- IT companies: These firms often provide hardware installation services and software consulting. The physical aspect of hardware installation could lead to general liability claims for property damage or bodily injury, while flawed software recommendations or services could lead to professional liability claims.
- Contractors with consultancy services: These businesses face physical risks through their on-site work and professional risks through the advisory portion of their services. For instance, a construction error could result in physical injury (general liability), while flawed construction plans could lead to a failed project (professional liability).
- Fitness studios offering personal training: In this case, an accident involving gym equipment could lead to general liability claims, while incorrect professional advice or a flawed personal training plan could lead to professional liability claims.

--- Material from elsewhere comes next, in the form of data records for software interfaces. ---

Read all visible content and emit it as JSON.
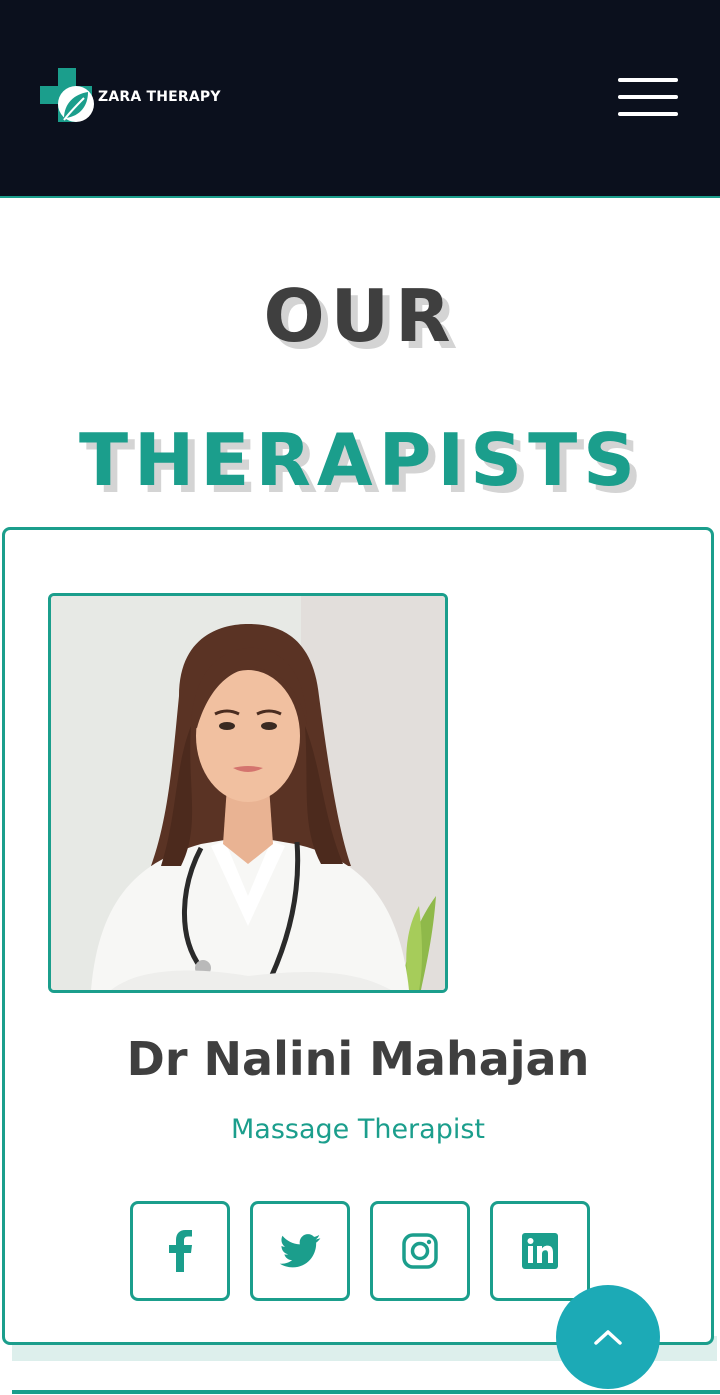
{
  "header": {
    "brand_name": "ZARA THERAPY",
    "logo_icon": "medical-cross-leaf-icon",
    "menu_icon": "hamburger-menu-icon"
  },
  "section": {
    "title_line1": "OUR",
    "title_line2": "THERAPISTS"
  },
  "therapist": {
    "name": "Dr Nalini Mahajan",
    "role": "Massage Therapist",
    "photo_description": "portrait of therapist in white coat with stethoscope",
    "social_links": [
      {
        "network": "Facebook",
        "icon": "facebook-icon"
      },
      {
        "network": "Twitter",
        "icon": "twitter-icon"
      },
      {
        "network": "Instagram",
        "icon": "instagram-icon"
      },
      {
        "network": "LinkedIn",
        "icon": "linkedin-icon"
      }
    ]
  },
  "scroll_top": {
    "icon": "chevron-up-icon"
  },
  "colors": {
    "header_bg": "#0b101d",
    "accent": "#1b9e8c",
    "heading_dark": "#3f3f3f",
    "scroll_top_bg": "#1caab6"
  }
}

- Healthcare clinics: These establishments often face both physical risks (like a patient slipping and falling) and professional risks (like claims of incorrect diagnosis or treatment).
By carefully assessing the nature of your services, your level of customer interaction, and any specific legal or contractual requirements, you can make an informed decision about whether your business might benefit from carrying both general and professional liability insurance.
When to Choose General Liability vs. Professional Liability
Here are a few examples to help you understand when you may want to buy each type of insurance.
Examples of Benefitting From General Liability Insurance
A retail store had a customer who slipped on a spilled beverage, resulting in a severe injury. The ensuing medical bills and lawsuit were covered by their general liability insurance, sparing the business a hefty out-of-pocket expense.
An advertising agency faced a lawsuit for unintentionally using copyrighted material in a client's ad campaign. General liability insurance covered the legal costs and any required settlements, protecting the agency's financial health.
Examples of Benefitting From Professional Liability Insurance
A real estate broker made an error in listing a property's amenities, leading to a client purchasing a property that did not meet their needs. When the client sued for misrepresentation, the broker's professional liability insurance covered the legal fees and any settlement costs.
An IT consulting firm recommended a software solution that resulted in significant data loss for the client. The client's lawsuit for the resulting financial loss was covered by the firm's professional liability Insurance.
Examples of Businesses Benefitting from Both
A construction and engineering consulting firm was once faced with a dual lawsuit. A faulty scaffold at a construction site led to a worker's injury, and an error in provided engineering advice resulted in a structural issue in the client's building. Both the personal injury and professional negligence lawsuits were covered by their respective general and professional liability insurance policies, demonstrating the importance of having both insurances.
A fitness consultancy faced a claim when a client was injured using gym equipment (general liability claim) and another when a personalized fitness plan led to a client's health issues (professional liability claim). Their dual insurance policies ensured that both claims were covered, protecting the business from severe financial strain.
Final Thoughts on General Liability vs. Professional Liability
In the end, getting the right insurance is all about protecting your business. Whether you need general liability insurance, professional liability insurance, or both, depends on what kind of work you do and what kind of risks you might run into. As your business changes and grows, you should always check to see if your insurance still fits your needs. Making sure you're properly insured helps you keep your business stable and successful. So, take the time to think about what coverage you need—it's worth it.
About Melissa Wylie
- Insurance Information Institute.. "Small Business Insurance Basics.." Accessed May 25, 2023.
- National Association of Insurance Commissioners.. "A Consumer's Guide to Business Insurance.." Accessed May 25, 2023.
- The U.S. Small Business Administration.. "Insurance for Your Small Business.." Accessed May 25, 2023.